Devlin released approx. 10-12 defendants after asking them only a single question, according to public defender Steve Halpert. Many were accused of violent crimes.
“‘If I release you, will you go out and murder anybody?’ And so, if the juvenile said ‘No,’ they were released,” said Halpert, whose client was released by Devlin. “Judge Devlin would never normally ask that question of a juvenile. This was unusual.”
Devlin’s reputation as a judge was of being “tough on crime.” A week before Election Day, the Houston Chronicle found during an investigation that Devlin and his two fellow family judges presided over nearly all juvenile cases in Harris County, or one-fifth of the state’s juvenile population. The report found that 96% of the children sent to detention were minorities.
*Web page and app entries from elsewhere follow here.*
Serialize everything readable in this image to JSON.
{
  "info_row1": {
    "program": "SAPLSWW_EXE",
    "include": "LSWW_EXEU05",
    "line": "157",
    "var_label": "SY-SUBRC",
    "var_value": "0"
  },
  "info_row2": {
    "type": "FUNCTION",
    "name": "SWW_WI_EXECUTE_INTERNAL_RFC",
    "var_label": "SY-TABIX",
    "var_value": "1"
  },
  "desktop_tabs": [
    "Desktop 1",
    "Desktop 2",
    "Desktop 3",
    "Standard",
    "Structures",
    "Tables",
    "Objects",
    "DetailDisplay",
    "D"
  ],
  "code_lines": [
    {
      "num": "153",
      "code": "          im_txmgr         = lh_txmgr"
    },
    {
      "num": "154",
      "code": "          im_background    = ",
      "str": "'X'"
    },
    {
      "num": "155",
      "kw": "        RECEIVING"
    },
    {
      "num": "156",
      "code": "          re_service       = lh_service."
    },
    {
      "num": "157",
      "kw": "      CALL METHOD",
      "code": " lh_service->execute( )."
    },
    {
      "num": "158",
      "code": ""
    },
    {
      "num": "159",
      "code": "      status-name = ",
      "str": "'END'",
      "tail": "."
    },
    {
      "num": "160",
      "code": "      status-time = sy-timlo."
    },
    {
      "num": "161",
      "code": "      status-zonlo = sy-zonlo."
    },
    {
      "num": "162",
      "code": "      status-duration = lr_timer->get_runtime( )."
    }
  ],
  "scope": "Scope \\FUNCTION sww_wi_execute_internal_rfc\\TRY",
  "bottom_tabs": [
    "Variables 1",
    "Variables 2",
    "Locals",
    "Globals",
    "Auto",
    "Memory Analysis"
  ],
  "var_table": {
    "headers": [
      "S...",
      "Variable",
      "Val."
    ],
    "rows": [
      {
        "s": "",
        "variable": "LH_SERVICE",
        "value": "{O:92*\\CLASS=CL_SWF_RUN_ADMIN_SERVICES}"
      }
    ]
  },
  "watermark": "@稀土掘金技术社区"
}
Republican campaigns in Harris County focused intently on labeling Democratic opponents as too lenient on violent criminals. Devlin was one of 59 Republican jurists in the county who were voted out during the midterm elections on Tuesday.
“I just think this was a post-election weird blip,” Halpert said. “He made a comment, ‘This is obviously what the voters wanted’ and I think there’s an implication by electing all Democratic judges, there’s this belief that Democratic judges are going to be soft on crime.”
Under state law, imprisoned juveniles whose cases are pending must have a hearing every 10 business days for a judge to dictate whether they should remain in detention.
Devlin reset all of today’s released defendants’ cases for Jan. 4, the same day Oakes officially replaces him.
The ACLU is demanding an investigation into Devlin’s behavior.
“We call on the Texas Commission on Judicial Conduct to investigate Judge Devlin for violating the canons of judicial conduct. It is improper for a judge to make orders motivated by partisan interests or in spite as a result of his political loss,” said Sharon Watkins Jones, director of political strategies for the ACLU of Texas.
“I would not have expected that from a professional,” said Natalia Oakes, the Democrat who will replace Devlin.
Nathan Wellman is a Grit Post contributing editor in Los Angeles. Follow him on Twitter: @LIGHTNINGWOW. You can also email him at info AT gritpost DOT com.